Exercise: Check each line of the data below for the string "resource", then state how many have it and nothing else.

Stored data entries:
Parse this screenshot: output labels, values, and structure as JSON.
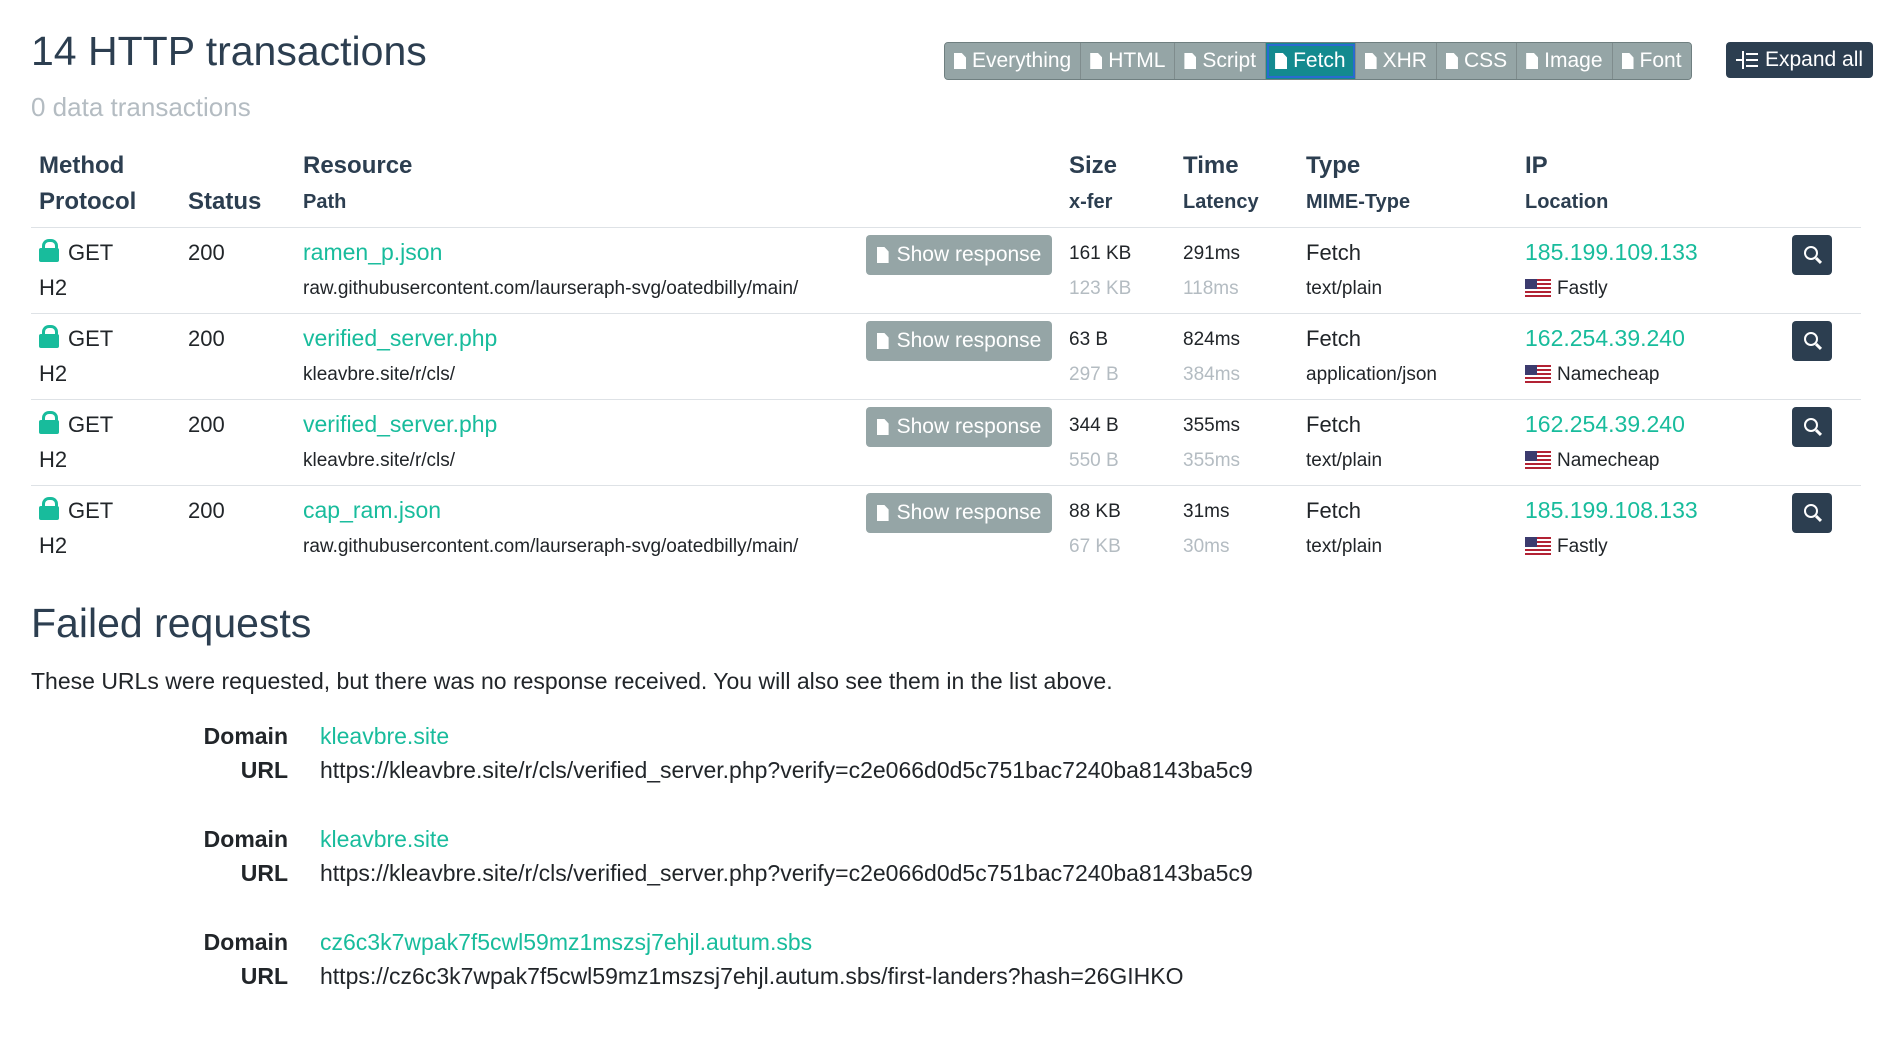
{
  "header": {
    "title": "14 HTTP transactions",
    "subtitle": "0 data transactions"
  },
  "filters": [
    {
      "label": "Everything",
      "active": false
    },
    {
      "label": "HTML",
      "active": false
    },
    {
      "label": "Script",
      "active": false
    },
    {
      "label": "Fetch",
      "active": true
    },
    {
      "label": "XHR",
      "active": false
    },
    {
      "label": "CSS",
      "active": false
    },
    {
      "label": "Image",
      "active": false
    },
    {
      "label": "Font",
      "active": false
    }
  ],
  "expand_all_label": "Expand all",
  "columns": {
    "method": "Method",
    "protocol": "Protocol",
    "status": "Status",
    "resource": "Resource",
    "path": "Path",
    "size": "Size",
    "xfer": "x-fer",
    "time": "Time",
    "latency": "Latency",
    "type": "Type",
    "mime": "MIME-Type",
    "ip": "IP",
    "location": "Location"
  },
  "show_response_label": "Show response",
  "rows": [
    {
      "method": "GET",
      "protocol": "H2",
      "status": "200",
      "resource": "ramen_p.json",
      "path": "raw.githubusercontent.com/laurseraph-svg/oatedbilly/main/",
      "size": "161 KB",
      "xfer": "123 KB",
      "time": "291ms",
      "latency": "118ms",
      "type": "Fetch",
      "mime": "text/plain",
      "ip": "185.199.109.133",
      "location": "Fastly"
    },
    {
      "method": "GET",
      "protocol": "H2",
      "status": "200",
      "resource": "verified_server.php",
      "path": "kleavbre.site/r/cls/",
      "size": "63 B",
      "xfer": "297 B",
      "time": "824ms",
      "latency": "384ms",
      "type": "Fetch",
      "mime": "application/json",
      "ip": "162.254.39.240",
      "location": "Namecheap"
    },
    {
      "method": "GET",
      "protocol": "H2",
      "status": "200",
      "resource": "verified_server.php",
      "path": "kleavbre.site/r/cls/",
      "size": "344 B",
      "xfer": "550 B",
      "time": "355ms",
      "latency": "355ms",
      "type": "Fetch",
      "mime": "text/plain",
      "ip": "162.254.39.240",
      "location": "Namecheap"
    },
    {
      "method": "GET",
      "protocol": "H2",
      "status": "200",
      "resource": "cap_ram.json",
      "path": "raw.githubusercontent.com/laurseraph-svg/oatedbilly/main/",
      "size": "88 KB",
      "xfer": "67 KB",
      "time": "31ms",
      "latency": "30ms",
      "type": "Fetch",
      "mime": "text/plain",
      "ip": "185.199.108.133",
      "location": "Fastly"
    }
  ],
  "failed": {
    "title": "Failed requests",
    "description": "These URLs were requested, but there was no response received. You will also see them in the list above.",
    "domain_label": "Domain",
    "url_label": "URL",
    "items": [
      {
        "domain": "kleavbre.site",
        "url": "https://kleavbre.site/r/cls/verified_server.php?verify=c2e066d0d5c751bac7240ba8143ba5c9"
      },
      {
        "domain": "kleavbre.site",
        "url": "https://kleavbre.site/r/cls/verified_server.php?verify=c2e066d0d5c751bac7240ba8143ba5c9"
      },
      {
        "domain": "cz6c3k7wpak7f5cwl59mz1mszsj7ehjl.autum.sbs",
        "url": "https://cz6c3k7wpak7f5cwl59mz1mszsj7ehjl.autum.sbs/first-landers?hash=26GIHKO"
      }
    ]
  }
}
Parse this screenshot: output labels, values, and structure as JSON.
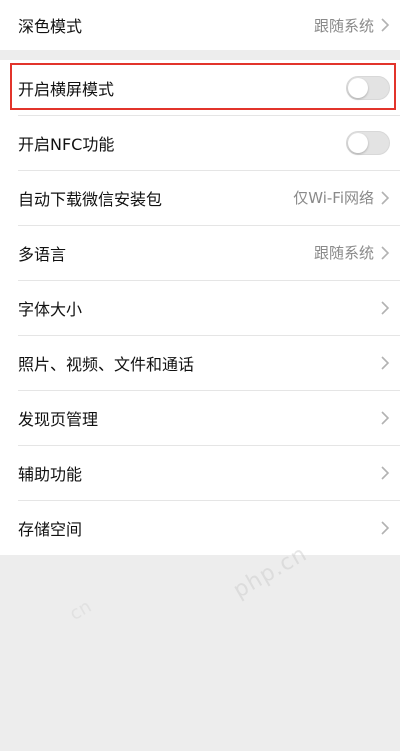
{
  "top_group": {
    "dark_mode": {
      "label": "深色模式",
      "value": "跟随系统"
    }
  },
  "settings": {
    "landscape": {
      "label": "开启横屏模式",
      "enabled": false
    },
    "nfc": {
      "label": "开启NFC功能",
      "enabled": false
    },
    "auto_download": {
      "label": "自动下载微信安装包",
      "value": "仅Wi-Fi网络"
    },
    "language": {
      "label": "多语言",
      "value": "跟随系统"
    },
    "font_size": {
      "label": "字体大小"
    },
    "media": {
      "label": "照片、视频、文件和通话"
    },
    "discover": {
      "label": "发现页管理"
    },
    "accessibility": {
      "label": "辅助功能"
    },
    "storage": {
      "label": "存储空间"
    }
  },
  "watermark": {
    "text": "php.cn",
    "text2": "cn"
  },
  "colors": {
    "highlight": "#e2342b",
    "background": "#ededed",
    "secondary_text": "#8a8a8a"
  }
}
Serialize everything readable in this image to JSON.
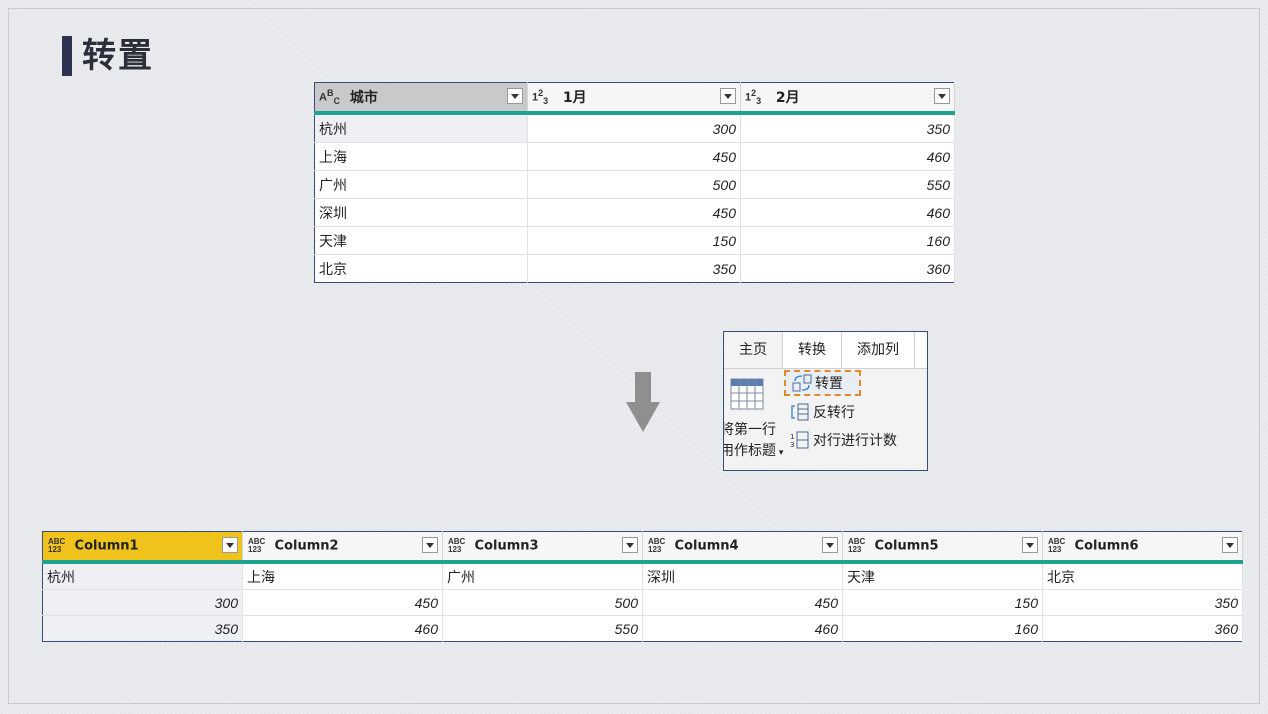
{
  "page": {
    "title": "转置"
  },
  "source_table": {
    "headers": [
      {
        "type": "ABC",
        "label": "城市"
      },
      {
        "type": "123",
        "label": "1月"
      },
      {
        "type": "123",
        "label": "2月"
      }
    ],
    "rows": [
      [
        "杭州",
        "300",
        "350"
      ],
      [
        "上海",
        "450",
        "460"
      ],
      [
        "广州",
        "500",
        "550"
      ],
      [
        "深圳",
        "450",
        "460"
      ],
      [
        "天津",
        "150",
        "160"
      ],
      [
        "北京",
        "350",
        "360"
      ]
    ]
  },
  "ribbon": {
    "tabs": [
      "主页",
      "转换",
      "添加列"
    ],
    "active_tab": "主页",
    "left_label_line1": "将第一行",
    "left_label_line2": "用作标题",
    "items": {
      "transpose": "转置",
      "reverse_rows": "反转行",
      "count_rows": "对行进行计数"
    }
  },
  "result_table": {
    "headers": [
      "Column1",
      "Column2",
      "Column3",
      "Column4",
      "Column5",
      "Column6"
    ],
    "type_label_top": "ABC",
    "type_label_bottom": "123",
    "rows": [
      [
        "杭州",
        "上海",
        "广州",
        "深圳",
        "天津",
        "北京"
      ],
      [
        "300",
        "450",
        "500",
        "450",
        "150",
        "350"
      ],
      [
        "350",
        "460",
        "550",
        "460",
        "160",
        "360"
      ]
    ]
  },
  "colors": {
    "accent_teal": "#1fa38f",
    "selected_header": "#f0c21c",
    "title_bar": "#2b3350",
    "highlight_dash": "#e08a2a"
  }
}
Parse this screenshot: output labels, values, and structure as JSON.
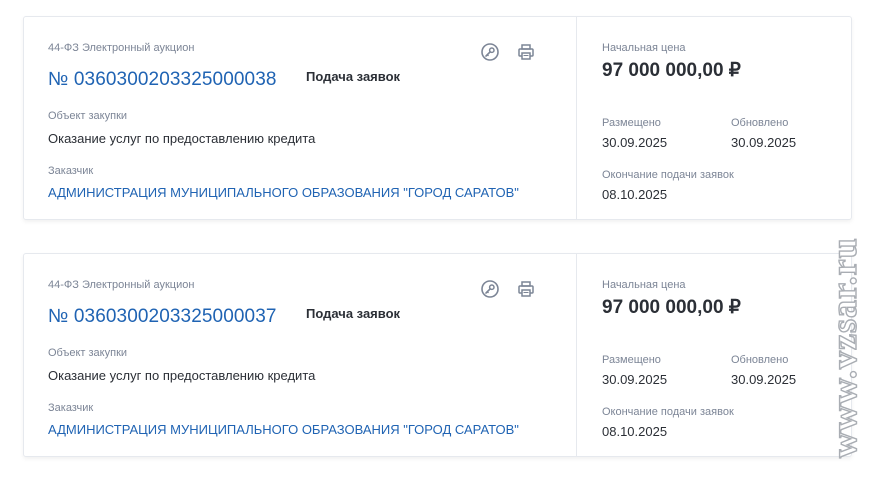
{
  "cards": [
    {
      "law_type": "44-ФЗ Электронный аукцион",
      "number": "№ 0360300203325000038",
      "status": "Подача заявок",
      "object_label": "Объект закупки",
      "object_value": "Оказание услуг по предоставлению кредита",
      "customer_label": "Заказчик",
      "customer_value": "АДМИНИСТРАЦИЯ МУНИЦИПАЛЬНОГО ОБРАЗОВАНИЯ \"ГОРОД САРАТОВ\"",
      "price_label": "Начальная цена",
      "price_value": "97 000 000,00 ₽",
      "posted_label": "Размещено",
      "posted_value": "30.09.2025",
      "updated_label": "Обновлено",
      "updated_value": "30.09.2025",
      "deadline_label": "Окончание подачи заявок",
      "deadline_value": "08.10.2025"
    },
    {
      "law_type": "44-ФЗ Электронный аукцион",
      "number": "№ 0360300203325000037",
      "status": "Подача заявок",
      "object_label": "Объект закупки",
      "object_value": "Оказание услуг по предоставлению кредита",
      "customer_label": "Заказчик",
      "customer_value": "АДМИНИСТРАЦИЯ МУНИЦИПАЛЬНОГО ОБРАЗОВАНИЯ \"ГОРОД САРАТОВ\"",
      "price_label": "Начальная цена",
      "price_value": "97 000 000,00 ₽",
      "posted_label": "Размещено",
      "posted_value": "30.09.2025",
      "updated_label": "Обновлено",
      "updated_value": "30.09.2025",
      "deadline_label": "Окончание подачи заявок",
      "deadline_value": "08.10.2025"
    }
  ],
  "icons": {
    "key": "key-icon",
    "print": "printer-icon"
  },
  "watermark": {
    "text": "www.vzsar.ru"
  },
  "colors": {
    "link": "#1f63b3",
    "muted": "#7c8596",
    "text": "#2b2f36",
    "border": "#e6e9ee"
  }
}
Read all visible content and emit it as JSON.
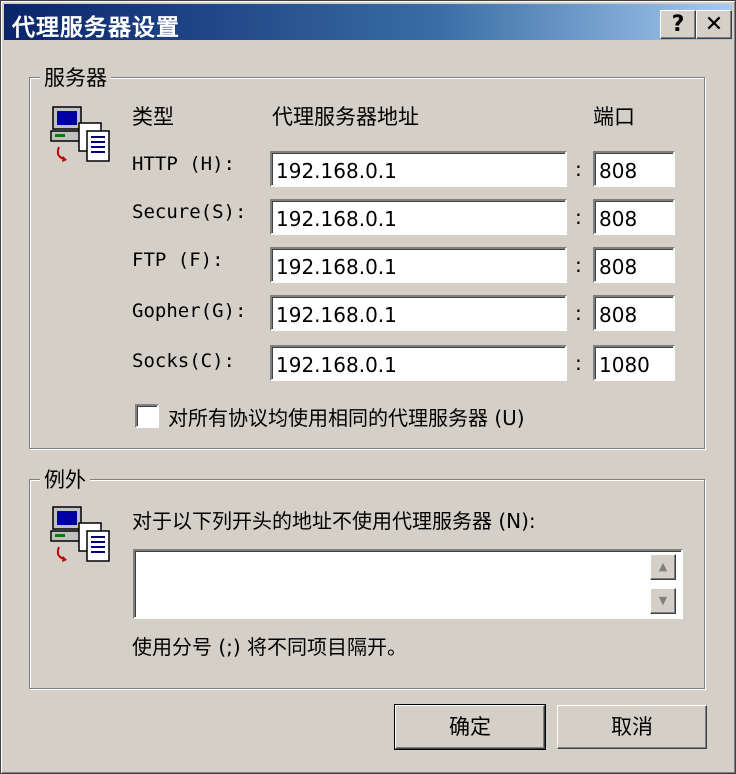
{
  "window": {
    "title": "代理服务器设置",
    "help_label": "?",
    "close_label": "✕"
  },
  "servers": {
    "group_label": "服务器",
    "icon": "network-computer-icon",
    "headers": {
      "type": "类型",
      "address": "代理服务器地址",
      "port": "端口"
    },
    "rows": [
      {
        "label": "HTTP (H):",
        "address": "192.168.0.1",
        "port": "808"
      },
      {
        "label": "Secure(S):",
        "address": "192.168.0.1",
        "port": "808"
      },
      {
        "label": "FTP (F):",
        "address": "192.168.0.1",
        "port": "808"
      },
      {
        "label": "Gopher(G):",
        "address": "192.168.0.1",
        "port": "808"
      },
      {
        "label": "Socks(C):",
        "address": "192.168.0.1",
        "port": "1080"
      }
    ],
    "colon": ":",
    "same_proxy_label": "对所有协议均使用相同的代理服务器 (U)",
    "same_proxy_checked": false
  },
  "exceptions": {
    "group_label": "例外",
    "icon": "network-computer-icon",
    "prompt": "对于以下列开头的地址不使用代理服务器 (N):",
    "value": "",
    "hint": "使用分号 (;) 将不同项目隔开。"
  },
  "buttons": {
    "ok": "确定",
    "cancel": "取消"
  }
}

Response: 5